Authors: Martha Powell, Future Science Group
Researchers, led by Johns Hopkins Bloomberg School of Public Health (MD, USA), have identified a novel mechanism, which is utilized by chikungunya virus to infect host cells and also mediates the severity of disease. The team suggested this mechanism may be conserved across both alphaviruses and coronaviruses, therefore presenting a treatment target for a wide range of related diseases.
The study, published recently in the Proceedings of the National Academy of Science, discovered that conserved viral protein domains, termed macrodomains, were crucial for infecting healthy cells.

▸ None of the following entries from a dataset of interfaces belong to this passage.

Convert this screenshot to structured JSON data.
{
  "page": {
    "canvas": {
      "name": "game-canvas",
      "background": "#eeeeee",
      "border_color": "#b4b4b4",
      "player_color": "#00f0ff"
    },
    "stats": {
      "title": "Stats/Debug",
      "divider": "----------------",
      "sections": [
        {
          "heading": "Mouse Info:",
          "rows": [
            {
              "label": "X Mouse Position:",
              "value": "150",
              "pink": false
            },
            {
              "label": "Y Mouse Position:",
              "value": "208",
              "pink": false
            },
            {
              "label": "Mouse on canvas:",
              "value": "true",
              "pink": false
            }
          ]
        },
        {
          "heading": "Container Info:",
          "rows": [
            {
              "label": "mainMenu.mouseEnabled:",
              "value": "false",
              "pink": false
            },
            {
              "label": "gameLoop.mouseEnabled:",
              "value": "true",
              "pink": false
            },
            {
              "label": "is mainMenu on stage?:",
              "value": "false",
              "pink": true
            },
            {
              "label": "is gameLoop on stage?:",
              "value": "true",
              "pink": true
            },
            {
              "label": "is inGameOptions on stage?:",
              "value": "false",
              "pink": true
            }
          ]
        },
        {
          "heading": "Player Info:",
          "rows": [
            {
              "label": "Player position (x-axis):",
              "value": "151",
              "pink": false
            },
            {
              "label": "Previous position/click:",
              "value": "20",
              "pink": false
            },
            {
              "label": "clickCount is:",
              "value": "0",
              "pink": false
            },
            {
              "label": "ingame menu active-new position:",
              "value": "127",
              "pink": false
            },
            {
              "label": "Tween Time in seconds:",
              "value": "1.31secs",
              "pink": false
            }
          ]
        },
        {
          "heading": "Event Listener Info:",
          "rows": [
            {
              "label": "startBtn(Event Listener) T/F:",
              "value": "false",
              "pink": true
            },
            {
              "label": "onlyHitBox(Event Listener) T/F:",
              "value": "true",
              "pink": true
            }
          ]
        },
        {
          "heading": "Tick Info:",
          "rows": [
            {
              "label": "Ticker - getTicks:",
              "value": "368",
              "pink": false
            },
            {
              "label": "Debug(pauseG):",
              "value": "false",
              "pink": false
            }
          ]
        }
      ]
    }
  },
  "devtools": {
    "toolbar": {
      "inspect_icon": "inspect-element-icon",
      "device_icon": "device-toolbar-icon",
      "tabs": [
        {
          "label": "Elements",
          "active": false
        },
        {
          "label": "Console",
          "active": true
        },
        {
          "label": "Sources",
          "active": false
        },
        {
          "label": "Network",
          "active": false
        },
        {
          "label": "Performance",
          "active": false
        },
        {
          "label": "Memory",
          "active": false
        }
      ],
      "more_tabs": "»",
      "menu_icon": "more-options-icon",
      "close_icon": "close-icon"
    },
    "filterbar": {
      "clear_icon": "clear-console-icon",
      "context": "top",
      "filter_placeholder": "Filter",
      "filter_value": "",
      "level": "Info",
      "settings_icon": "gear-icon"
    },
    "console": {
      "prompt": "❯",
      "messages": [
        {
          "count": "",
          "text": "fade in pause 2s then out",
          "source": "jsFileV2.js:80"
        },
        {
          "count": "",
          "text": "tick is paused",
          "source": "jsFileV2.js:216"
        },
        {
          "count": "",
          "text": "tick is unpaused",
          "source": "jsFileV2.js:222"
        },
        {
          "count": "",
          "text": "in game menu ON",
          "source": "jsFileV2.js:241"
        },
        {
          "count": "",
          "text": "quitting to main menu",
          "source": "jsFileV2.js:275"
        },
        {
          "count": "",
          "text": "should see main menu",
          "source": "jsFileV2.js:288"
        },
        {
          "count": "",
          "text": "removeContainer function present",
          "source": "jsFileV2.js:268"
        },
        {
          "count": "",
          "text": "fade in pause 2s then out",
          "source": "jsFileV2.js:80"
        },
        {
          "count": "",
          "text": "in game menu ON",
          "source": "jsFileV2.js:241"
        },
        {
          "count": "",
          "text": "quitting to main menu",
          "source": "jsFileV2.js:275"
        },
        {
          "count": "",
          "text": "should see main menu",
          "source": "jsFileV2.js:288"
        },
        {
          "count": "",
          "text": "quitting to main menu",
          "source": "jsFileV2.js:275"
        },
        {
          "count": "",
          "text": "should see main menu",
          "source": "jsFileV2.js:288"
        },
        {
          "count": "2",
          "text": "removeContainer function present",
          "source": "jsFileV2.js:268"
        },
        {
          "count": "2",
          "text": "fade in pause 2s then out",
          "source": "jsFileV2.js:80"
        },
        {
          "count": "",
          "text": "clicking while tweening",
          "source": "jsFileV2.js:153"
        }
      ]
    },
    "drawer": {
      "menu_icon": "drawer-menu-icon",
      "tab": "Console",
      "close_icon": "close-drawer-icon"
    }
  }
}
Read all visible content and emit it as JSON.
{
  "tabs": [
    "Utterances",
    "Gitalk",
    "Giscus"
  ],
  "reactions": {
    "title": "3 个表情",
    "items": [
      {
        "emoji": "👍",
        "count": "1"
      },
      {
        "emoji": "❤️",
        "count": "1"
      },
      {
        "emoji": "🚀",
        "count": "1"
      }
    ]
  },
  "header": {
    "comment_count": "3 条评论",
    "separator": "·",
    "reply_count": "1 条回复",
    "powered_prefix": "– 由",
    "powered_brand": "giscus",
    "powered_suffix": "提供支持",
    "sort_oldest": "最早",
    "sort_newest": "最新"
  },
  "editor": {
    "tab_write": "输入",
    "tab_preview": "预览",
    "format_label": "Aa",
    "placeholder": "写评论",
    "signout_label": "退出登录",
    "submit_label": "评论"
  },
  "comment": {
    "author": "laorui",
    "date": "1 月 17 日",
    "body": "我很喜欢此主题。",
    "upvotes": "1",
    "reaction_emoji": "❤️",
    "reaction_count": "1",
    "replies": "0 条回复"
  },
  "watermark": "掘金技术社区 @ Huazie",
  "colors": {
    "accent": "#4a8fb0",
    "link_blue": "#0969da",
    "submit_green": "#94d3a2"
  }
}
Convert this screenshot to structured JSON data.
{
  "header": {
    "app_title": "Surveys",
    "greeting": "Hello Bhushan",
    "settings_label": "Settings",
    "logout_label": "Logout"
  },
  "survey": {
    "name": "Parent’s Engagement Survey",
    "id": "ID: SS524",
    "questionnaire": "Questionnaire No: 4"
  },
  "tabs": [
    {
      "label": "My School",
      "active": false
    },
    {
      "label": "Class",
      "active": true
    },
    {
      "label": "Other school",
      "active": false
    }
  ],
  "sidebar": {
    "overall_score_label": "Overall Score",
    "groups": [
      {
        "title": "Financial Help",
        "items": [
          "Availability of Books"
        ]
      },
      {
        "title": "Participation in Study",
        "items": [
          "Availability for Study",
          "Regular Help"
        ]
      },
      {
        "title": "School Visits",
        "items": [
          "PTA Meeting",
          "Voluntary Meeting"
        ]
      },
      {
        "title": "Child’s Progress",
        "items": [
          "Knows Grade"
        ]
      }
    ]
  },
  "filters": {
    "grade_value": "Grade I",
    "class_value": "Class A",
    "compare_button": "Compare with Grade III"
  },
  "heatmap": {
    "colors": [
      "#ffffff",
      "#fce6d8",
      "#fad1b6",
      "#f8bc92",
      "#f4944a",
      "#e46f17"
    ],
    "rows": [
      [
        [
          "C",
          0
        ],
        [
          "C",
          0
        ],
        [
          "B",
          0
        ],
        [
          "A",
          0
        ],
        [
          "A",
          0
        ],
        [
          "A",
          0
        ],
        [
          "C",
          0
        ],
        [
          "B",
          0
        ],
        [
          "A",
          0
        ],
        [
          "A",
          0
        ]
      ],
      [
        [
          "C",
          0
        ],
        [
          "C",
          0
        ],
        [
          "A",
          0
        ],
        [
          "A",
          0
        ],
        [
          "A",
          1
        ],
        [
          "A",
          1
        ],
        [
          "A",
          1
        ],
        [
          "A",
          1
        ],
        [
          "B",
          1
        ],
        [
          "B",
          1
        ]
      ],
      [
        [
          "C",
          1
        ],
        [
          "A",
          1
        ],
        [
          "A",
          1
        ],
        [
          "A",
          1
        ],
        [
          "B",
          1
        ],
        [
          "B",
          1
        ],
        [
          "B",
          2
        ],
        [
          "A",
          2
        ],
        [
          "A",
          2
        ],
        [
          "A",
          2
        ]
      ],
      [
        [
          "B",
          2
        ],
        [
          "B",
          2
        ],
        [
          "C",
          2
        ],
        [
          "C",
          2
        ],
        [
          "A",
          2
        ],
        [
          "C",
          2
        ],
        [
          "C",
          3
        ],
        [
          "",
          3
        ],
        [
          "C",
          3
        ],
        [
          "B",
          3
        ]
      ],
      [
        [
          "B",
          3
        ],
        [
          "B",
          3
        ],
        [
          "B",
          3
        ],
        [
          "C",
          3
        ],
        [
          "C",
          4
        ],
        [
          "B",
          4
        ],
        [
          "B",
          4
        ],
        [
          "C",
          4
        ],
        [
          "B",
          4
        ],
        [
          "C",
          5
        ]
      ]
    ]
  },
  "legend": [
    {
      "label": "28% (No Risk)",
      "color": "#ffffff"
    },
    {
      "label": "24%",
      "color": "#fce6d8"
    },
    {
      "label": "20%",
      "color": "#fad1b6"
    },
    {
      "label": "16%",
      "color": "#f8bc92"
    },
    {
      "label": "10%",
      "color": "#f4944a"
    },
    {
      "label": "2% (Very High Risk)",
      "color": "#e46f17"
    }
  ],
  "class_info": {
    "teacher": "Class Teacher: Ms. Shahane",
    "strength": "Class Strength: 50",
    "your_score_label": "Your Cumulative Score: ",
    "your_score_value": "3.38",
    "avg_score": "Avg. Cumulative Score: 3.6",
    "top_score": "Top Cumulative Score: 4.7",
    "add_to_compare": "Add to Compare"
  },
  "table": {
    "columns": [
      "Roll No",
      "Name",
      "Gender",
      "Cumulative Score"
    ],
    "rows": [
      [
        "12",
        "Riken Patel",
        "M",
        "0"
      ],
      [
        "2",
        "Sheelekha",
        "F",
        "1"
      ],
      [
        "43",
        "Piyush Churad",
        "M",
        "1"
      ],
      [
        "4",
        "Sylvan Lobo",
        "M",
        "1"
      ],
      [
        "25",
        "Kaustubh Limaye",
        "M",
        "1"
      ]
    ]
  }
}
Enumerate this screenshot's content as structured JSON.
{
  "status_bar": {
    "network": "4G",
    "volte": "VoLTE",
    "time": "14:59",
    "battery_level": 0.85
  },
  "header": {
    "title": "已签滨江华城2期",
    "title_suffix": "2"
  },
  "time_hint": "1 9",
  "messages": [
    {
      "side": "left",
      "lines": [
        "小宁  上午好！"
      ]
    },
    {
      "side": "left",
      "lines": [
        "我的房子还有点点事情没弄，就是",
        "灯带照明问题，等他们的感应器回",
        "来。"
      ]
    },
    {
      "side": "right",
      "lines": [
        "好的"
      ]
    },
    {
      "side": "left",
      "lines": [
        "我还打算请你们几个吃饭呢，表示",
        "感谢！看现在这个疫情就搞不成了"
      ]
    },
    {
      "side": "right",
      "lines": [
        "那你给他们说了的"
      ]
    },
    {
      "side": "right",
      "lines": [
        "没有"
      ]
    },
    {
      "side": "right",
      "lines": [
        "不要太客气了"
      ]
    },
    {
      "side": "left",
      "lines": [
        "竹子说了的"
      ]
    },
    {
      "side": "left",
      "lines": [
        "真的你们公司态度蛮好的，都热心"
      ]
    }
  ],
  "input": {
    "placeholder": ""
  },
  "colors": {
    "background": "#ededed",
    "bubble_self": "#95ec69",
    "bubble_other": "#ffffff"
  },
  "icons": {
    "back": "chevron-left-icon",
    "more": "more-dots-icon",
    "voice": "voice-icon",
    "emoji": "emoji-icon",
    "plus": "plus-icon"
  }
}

The researchers demonstrated these macrodomains are responsible for removing ADP-ribose groups, which are thought to have antiviral properties, from host proteins therefore allowing viral replication.
Lead author Anthony K. L. Leung, from the Johns Hopkins Bloomberg School of Public Health, commented: “We feel we have now identified a fundamental mechanism which the chikungunya virus uses during infection that determines how dangerous the chikungunya infection will be. Now we need to use this information to help us find drugs or develop vaccines to stop the virus.”
The team utilized mutated versions of the virus that were unable to remove ADP-ribose groups and discovered these viruses did not replicate in the host or cause any infection. They also created viruses with a reduced ability to remove ADP-ribose groups and demonstrated that, when compared with the wild-type virus, the mutated virus had a decreased ability to replicate in in vitro neural cells and mouse models.
For example, mice infected with wild-type chikungunya died within 3 days, whereas those infected with reduced-function virus were still alive after 10 days. The team therefore proposed that a drug that could interfere with the ADP-ribose mechanism may present a future treatment.
Leung explained: “This shows us that the virus must break the bond between protein and ADP-ribose to cause infection – which gives us a road map for how to keep infected cells intact and healthy.”
Chikungunya presents an emerging threat, since 2013 it has spread through the Americas with more than 1.7 million suspected cases in this region alone. The viral macrodomain identified in this study is similar across all alphaviruses and coronaviruses; finding a treatment based on this mechanism could therefore be beneficial to a wide range of infectious diseases that currently have no treatments or licensed vaccines.
Author Diane E. Griffin, from the Johns Hopkins Bloomberg School of Public Health, concluded: “The results of these studies open a whole new area of investigation into how cells control virus infection and how viruses that cause severe disease can circumvent that control. We will now be working to identify the proteins targeted, how they work and how we might interfere with these mechanisms.”
Source: McPherson PL, Abraham R, Sreekumar E et al. ADP-ribosylhydrolase activity of Chikungunya virus macrodomain is critical for virus replication and virulence, PNAS. doi:10.1073/pnas.1621485114 (2017) (Epub ahead of print); www.jhsph.edu/news/news-releases/2017/researchers-identify-mechanism-in-chikungunya-virus-that-controls-infection-and-severity.html